Whilst driving home from work yesterday I was forced to realize a truth that is only surprising to me: I am middle-aged.
Oh, this little pest had been flying around for a while. I swatted at it from time to time with the gestating and bearing of children at an age when most of my friends were getting ready to put their own kids in middle school; and some *shudder* high school and college.
Everyone else can see the lines in my face and the silver in my hair, growing coarser by the year. I unappologetically soften them in Photoshop.
I thought of myself as a late bloomer; “A Girl On Her Way,” to quote the title of a Maia Sharp song, and the reason for this inarguable wisdom.
An interview with Sharp was airing on National Public Radio as I steered my Civic home … (which is another key sign, I’ve learned, that a woman has reached a certain age. I came to this understanding after a attending gathering of women, wherein the husband of the host found himself shuffling cars in the driveway and had returned from his chore announcing that he’d been able to hear an NPR story in its entirety behind the wheels of seven different Hondas).
But I digress.
Sharp was telling me (and thousands of other listeners) that a girl on her way has only has so long before she becomes a woman who never arrived.
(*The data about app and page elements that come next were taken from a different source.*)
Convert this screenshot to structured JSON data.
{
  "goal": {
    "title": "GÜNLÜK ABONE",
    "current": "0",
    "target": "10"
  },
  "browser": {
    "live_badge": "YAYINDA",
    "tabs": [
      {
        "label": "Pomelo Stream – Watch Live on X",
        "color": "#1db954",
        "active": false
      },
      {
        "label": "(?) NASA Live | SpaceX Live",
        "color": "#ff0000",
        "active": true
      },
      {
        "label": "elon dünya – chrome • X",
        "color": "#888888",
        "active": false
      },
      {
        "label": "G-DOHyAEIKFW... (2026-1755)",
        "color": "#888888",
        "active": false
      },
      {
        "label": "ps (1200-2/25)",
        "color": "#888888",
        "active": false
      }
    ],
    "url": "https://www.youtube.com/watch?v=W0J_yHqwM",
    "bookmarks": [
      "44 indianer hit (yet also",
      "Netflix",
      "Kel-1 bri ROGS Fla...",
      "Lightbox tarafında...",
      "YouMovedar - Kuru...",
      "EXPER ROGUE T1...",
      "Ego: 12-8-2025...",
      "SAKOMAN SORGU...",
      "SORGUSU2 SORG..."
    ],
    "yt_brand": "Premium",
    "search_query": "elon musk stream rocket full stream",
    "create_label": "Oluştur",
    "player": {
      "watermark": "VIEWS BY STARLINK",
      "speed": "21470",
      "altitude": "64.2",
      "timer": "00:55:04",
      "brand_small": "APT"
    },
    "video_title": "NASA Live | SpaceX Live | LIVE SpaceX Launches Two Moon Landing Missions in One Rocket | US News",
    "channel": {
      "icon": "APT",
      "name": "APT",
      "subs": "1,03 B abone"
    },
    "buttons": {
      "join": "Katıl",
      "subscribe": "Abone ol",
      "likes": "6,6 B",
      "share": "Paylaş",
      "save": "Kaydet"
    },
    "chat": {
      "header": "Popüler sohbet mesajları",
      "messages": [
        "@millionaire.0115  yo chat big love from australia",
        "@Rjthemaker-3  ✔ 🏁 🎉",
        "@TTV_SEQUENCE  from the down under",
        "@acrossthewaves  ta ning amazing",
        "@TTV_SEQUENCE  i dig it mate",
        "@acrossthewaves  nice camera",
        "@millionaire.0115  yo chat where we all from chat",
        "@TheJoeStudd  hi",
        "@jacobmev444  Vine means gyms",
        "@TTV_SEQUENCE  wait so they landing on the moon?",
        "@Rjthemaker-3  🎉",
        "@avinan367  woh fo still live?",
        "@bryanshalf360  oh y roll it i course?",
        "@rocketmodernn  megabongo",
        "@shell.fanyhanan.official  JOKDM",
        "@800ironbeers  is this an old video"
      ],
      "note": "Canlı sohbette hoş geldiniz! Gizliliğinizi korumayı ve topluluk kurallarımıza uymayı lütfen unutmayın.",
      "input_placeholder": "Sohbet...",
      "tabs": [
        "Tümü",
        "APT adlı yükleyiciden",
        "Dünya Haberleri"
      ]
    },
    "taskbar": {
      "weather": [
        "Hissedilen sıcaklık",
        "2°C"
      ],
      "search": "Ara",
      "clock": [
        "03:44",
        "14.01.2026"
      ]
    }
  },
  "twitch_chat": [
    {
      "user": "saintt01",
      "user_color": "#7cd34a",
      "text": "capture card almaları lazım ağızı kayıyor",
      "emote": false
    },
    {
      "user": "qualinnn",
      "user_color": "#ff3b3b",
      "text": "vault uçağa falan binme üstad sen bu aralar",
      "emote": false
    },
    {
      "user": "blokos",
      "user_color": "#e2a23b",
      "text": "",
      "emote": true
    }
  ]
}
And there I was, slack jawed, a woman who never arrived: a woman, alone, in a car, listening to NPR.
The progression of this transformation became clear as the song portion played behind my thoughts.
For a time you tread water waiting for your first “real” job.
You get your first promotion.
Then a second.
Maybe you are named to the post of leadership before you turn 30, like I was.
And then maybe you get laid off.
Maybe they tell you how horrible you left things (even if you inherited someone else's mess) as a parting gift.
Maybe you spend some time thinking you are unemployable.
And sooner than not you are employed again.
This time you are grateful.
Unwilling to take chances.
You try new things anyway.
You can't help yourself. You have ideas that lead you onward if not upward.
And for a time you are on your way again.
Things are looking up.
But nothing really catches on.
And then one day a song comes on the radio.
And you look into the corner of the rearview mirror you have angled toward your face.
And you see the truth.
And you finally swat dead that fly that was buzzing around you.
Turns out, it’s not as painful as you thought it would be.
You tell yourself: If you had only sought to arrive, you might have missed out on all the sights along the way.
Hell, it might even be true.